One of the hallmarks of cancer is genomic instability, which has been studied extensively in tumor cell lines. It has been much more difficult to study how DNA damage response (DDR) pathways operate in living tumors. Therefore, we developed several techniques to grow short term tumor cell cultures or tumor slices ? ex vivo ? and study the DDR by inducing DNA damage in cultured tumor cells or slices. Several DNA repair proteins accumulate as visible foci on DNA double strand breaks (DSBs). We used this phenomenon to study accumulation of the general markers of DNA breaks (gamma-H2AX and 53BP1) and the homologous recombination repair pathway (RAD51) after DSB induction. BRCA1 or BRCA2 deficiency has been shown before to lead to a defect in RAD51 foci formation. We were able to show that BRCA1 deficient and proficient xenograft tumors could be discriminated well on the basis of this assay. We also screened human tumors and found that a BRCA1 deficient tumor metastasis was RAD51 foci deficient, while most sporadic tumors were proficient. Interestingly, we were also able to identify a sporadic tumor that was RAD51 foci deficient. This tumor slice also showed high sensitivity to PARP inhibitor treatment, another hallmark of BRCA1/2 deficient cells. Therefore, we conclude that we developed a robust assay for identifying BRCA-deficient tumors, which will be important to select patients for PARP inhibitor treatment. Furthermore, other therapeutic interventions can also be tested in this system, which maintains tumor slice integrity and proliferation for at least one week.

Biography :

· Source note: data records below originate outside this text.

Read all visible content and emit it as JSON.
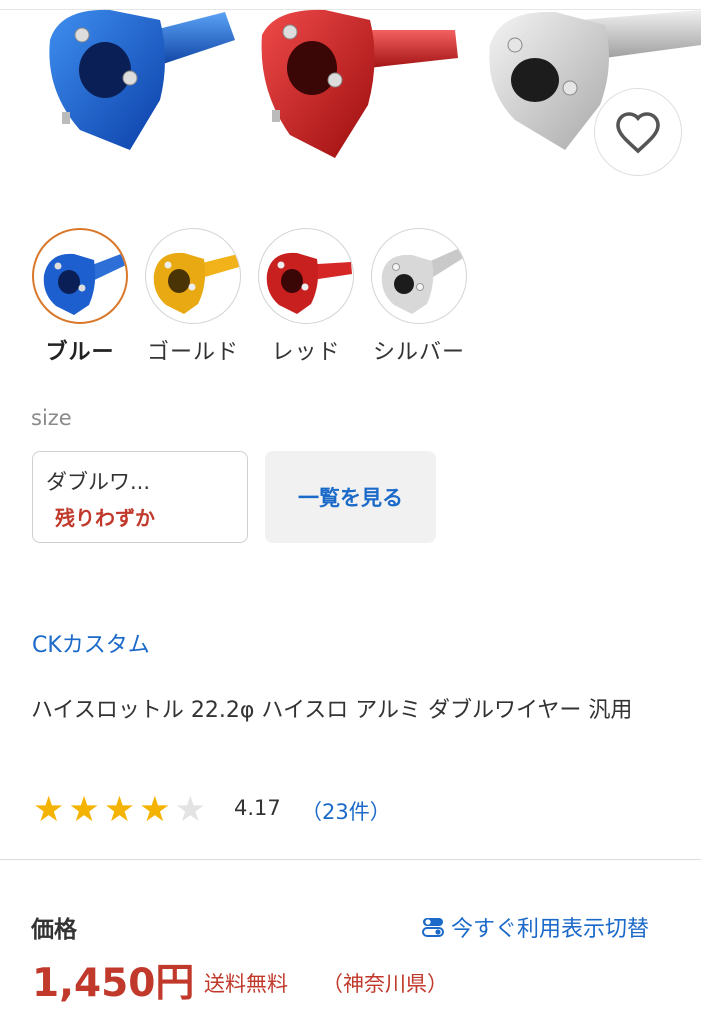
{
  "colors": {
    "accent_blue": "#1b6ac9",
    "price_red": "#c0392b",
    "star": "#f5b301",
    "selected_border": "#d9782a"
  },
  "hero": {
    "products": [
      "blue",
      "red",
      "silver"
    ],
    "favorite_icon": "heart-outline-icon"
  },
  "swatches": [
    {
      "label": "ブルー",
      "selected": true
    },
    {
      "label": "ゴールド",
      "selected": false
    },
    {
      "label": "レッド",
      "selected": false
    },
    {
      "label": "シルバー",
      "selected": false
    }
  ],
  "size": {
    "label": "size",
    "selected_value": "ダブルワ...",
    "stock_status": "残りわずか",
    "list_button": "一覧を見る"
  },
  "product": {
    "store_name": "CKカスタム",
    "title": "ハイスロットル 22.2φ ハイスロ アルミ ダブルワイヤー 汎用",
    "rating": {
      "stars_filled": 4,
      "stars_total": 5,
      "value": "4.17",
      "count": "（23件）"
    }
  },
  "price": {
    "label": "価格",
    "switch_link": "今すぐ利用表示切替",
    "switch_icon": "toggle-icon",
    "amount": "1,450円",
    "shipping": "送料無料",
    "region": "（神奈川県）"
  }
}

Dik C. Van Gent did his Ph.D. at the Netherlands Cancer Institute (NKI) and postdoctoral studies at the National Institutes of Health (USA). He is now Associate Professor at the world-renowned DNA repair group at the Department of Genetics of the Erasmus MC Rotterdam, one of the largest university medical centers in The Netherlands. He has published more than 50 papers in reputed journals, including Cell, Science and Nature and serves as an editorial board member of ?DNA Repair? and ?Genome Integrity?.